Work instructions » Every line containing "print" should be identified and copied from the data below.

Records to use »
'''
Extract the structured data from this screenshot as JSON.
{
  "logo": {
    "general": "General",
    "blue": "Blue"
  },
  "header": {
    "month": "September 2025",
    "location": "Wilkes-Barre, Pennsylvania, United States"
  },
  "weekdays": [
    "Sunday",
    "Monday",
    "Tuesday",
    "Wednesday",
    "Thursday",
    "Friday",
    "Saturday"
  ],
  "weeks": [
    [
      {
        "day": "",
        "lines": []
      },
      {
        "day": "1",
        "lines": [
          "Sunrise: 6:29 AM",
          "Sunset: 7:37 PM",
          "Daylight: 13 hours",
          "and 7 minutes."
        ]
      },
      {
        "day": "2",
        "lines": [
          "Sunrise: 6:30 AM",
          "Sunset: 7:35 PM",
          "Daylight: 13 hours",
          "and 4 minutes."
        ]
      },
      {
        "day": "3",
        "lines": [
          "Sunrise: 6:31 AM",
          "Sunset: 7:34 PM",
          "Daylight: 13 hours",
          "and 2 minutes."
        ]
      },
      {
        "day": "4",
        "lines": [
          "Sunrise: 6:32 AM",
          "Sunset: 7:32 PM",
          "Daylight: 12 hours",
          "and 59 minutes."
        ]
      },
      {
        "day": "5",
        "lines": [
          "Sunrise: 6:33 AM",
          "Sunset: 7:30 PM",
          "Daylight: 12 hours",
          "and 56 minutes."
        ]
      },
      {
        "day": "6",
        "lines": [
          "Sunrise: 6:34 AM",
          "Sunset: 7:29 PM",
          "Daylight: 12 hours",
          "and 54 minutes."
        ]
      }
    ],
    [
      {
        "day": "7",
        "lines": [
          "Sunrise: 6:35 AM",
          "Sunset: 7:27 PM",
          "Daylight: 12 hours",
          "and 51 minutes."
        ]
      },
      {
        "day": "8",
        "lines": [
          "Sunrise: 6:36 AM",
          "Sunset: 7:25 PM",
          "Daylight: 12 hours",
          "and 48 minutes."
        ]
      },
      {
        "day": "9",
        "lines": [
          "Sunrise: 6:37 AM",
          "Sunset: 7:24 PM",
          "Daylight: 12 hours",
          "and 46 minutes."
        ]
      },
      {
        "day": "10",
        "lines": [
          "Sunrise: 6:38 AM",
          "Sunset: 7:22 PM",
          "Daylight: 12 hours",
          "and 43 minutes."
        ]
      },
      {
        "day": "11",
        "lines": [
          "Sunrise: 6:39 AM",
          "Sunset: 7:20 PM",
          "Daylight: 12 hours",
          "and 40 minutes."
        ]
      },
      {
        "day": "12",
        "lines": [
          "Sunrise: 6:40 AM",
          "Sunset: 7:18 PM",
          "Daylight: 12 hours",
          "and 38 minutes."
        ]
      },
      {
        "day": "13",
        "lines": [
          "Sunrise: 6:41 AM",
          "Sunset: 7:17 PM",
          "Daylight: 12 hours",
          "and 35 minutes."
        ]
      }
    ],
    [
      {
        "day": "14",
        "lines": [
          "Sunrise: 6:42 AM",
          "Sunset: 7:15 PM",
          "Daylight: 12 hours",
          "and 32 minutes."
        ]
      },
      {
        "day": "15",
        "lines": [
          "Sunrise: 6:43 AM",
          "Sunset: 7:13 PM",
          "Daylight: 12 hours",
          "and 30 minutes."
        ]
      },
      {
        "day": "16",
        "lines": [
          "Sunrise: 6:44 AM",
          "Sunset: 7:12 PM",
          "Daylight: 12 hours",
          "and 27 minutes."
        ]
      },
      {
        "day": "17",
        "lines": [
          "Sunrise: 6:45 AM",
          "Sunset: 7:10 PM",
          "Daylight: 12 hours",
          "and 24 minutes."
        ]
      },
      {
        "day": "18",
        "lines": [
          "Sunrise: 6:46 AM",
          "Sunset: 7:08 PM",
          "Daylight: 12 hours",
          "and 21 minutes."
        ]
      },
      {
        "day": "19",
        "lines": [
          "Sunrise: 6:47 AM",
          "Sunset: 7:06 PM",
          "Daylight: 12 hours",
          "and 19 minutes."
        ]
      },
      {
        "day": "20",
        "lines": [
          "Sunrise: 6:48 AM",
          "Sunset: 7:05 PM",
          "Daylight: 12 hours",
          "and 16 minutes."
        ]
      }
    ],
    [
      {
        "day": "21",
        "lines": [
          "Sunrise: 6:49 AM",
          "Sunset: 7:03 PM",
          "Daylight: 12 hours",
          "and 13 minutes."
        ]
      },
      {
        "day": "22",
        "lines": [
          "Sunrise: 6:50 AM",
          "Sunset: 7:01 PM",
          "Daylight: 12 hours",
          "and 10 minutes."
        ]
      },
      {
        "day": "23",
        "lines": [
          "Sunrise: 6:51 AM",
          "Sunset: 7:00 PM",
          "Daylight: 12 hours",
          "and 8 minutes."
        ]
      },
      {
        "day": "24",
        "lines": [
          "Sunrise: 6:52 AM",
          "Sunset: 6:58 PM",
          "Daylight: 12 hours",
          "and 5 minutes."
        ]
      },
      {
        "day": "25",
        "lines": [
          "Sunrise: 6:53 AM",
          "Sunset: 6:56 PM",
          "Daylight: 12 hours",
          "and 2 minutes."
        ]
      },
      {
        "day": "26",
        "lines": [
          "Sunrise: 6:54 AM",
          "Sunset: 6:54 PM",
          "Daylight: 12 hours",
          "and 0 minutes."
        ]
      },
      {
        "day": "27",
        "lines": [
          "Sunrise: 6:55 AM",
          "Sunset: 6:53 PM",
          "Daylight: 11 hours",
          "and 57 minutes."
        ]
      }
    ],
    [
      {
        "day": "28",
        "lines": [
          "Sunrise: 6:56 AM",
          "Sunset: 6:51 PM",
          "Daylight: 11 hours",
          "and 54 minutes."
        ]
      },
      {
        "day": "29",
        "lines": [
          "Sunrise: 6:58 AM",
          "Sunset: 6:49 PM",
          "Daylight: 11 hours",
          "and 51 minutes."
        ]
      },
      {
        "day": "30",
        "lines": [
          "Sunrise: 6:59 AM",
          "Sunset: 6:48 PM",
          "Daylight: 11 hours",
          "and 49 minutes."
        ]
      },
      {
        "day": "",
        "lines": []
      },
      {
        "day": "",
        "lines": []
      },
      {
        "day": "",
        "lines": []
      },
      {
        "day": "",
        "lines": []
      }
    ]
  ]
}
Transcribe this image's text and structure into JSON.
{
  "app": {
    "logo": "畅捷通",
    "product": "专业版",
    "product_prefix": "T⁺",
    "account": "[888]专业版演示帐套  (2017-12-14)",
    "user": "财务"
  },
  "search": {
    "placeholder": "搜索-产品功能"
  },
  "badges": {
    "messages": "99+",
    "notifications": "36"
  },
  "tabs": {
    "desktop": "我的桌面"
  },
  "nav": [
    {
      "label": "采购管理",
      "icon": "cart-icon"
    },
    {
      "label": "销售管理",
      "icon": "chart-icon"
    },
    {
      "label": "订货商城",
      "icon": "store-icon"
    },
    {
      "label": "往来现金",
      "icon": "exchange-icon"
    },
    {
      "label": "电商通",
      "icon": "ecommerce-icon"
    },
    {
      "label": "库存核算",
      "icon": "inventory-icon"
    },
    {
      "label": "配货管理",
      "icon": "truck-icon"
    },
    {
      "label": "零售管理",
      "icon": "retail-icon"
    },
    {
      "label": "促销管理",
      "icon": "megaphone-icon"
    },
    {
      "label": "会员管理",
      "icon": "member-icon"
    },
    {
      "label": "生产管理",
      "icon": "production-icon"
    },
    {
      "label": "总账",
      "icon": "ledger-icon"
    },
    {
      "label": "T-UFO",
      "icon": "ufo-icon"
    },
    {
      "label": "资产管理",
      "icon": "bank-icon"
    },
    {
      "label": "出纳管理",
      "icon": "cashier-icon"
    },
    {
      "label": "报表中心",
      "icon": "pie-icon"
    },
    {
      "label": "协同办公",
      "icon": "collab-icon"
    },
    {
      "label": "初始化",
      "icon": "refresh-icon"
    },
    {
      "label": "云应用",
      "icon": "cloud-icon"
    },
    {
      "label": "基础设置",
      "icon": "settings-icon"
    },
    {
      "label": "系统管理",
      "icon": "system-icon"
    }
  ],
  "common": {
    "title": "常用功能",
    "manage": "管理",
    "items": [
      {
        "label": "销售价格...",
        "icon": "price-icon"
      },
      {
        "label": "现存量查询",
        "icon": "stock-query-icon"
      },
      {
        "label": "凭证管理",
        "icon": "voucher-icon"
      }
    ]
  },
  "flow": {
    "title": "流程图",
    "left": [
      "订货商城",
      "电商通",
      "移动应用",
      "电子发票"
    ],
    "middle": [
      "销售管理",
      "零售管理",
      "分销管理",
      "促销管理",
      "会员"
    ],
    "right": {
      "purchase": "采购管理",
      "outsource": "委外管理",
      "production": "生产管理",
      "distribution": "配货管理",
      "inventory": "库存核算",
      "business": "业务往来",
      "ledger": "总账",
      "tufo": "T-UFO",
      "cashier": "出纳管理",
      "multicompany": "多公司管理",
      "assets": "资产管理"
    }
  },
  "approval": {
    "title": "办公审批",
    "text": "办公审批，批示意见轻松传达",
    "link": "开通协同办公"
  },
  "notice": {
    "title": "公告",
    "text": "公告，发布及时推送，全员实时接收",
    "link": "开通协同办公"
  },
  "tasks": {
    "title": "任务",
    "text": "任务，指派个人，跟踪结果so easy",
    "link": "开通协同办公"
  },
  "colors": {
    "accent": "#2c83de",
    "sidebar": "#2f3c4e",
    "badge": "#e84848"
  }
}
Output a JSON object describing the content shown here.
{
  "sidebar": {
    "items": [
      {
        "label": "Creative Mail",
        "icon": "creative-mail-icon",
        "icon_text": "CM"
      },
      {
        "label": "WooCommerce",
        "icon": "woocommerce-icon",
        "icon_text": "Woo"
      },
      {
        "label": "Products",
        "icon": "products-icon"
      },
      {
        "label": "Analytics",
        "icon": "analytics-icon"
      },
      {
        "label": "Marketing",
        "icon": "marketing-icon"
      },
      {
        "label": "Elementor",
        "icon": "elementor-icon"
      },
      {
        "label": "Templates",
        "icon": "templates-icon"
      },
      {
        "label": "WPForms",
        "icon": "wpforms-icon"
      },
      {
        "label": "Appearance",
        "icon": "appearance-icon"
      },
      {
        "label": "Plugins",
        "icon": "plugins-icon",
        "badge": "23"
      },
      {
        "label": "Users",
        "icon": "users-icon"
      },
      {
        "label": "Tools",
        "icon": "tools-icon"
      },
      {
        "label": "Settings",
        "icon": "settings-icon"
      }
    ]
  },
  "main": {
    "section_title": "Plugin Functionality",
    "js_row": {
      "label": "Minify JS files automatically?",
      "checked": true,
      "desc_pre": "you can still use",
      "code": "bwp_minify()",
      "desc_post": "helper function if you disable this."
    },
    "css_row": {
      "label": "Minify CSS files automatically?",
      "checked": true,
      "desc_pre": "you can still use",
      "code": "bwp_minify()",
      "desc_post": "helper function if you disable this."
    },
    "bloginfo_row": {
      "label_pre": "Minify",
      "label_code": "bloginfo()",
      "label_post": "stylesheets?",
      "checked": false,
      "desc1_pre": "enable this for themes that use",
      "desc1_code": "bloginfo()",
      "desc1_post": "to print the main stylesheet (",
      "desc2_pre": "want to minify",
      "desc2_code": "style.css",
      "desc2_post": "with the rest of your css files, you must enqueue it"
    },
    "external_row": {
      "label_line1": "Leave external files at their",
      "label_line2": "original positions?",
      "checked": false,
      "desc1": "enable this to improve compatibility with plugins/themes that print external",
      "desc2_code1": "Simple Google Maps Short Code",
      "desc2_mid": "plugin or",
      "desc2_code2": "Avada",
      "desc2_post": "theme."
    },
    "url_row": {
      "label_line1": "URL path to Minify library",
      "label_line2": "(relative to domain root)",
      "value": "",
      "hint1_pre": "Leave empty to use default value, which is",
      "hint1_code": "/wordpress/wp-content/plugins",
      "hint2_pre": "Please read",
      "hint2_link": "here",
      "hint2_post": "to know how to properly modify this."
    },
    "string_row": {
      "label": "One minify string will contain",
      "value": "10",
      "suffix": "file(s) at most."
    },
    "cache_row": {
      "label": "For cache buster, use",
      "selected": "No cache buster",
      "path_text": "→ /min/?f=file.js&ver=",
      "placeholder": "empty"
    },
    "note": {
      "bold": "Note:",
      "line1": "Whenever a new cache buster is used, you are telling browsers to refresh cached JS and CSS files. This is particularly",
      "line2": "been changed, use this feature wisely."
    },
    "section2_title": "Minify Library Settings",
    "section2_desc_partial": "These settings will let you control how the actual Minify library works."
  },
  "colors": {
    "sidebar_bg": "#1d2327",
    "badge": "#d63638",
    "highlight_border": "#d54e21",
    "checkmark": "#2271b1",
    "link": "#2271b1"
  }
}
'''
Answer space »
      "desc1_post": "to print the main stylesheet (",
      "desc1": "enable this to improve compatibility with plugins/themes that print external",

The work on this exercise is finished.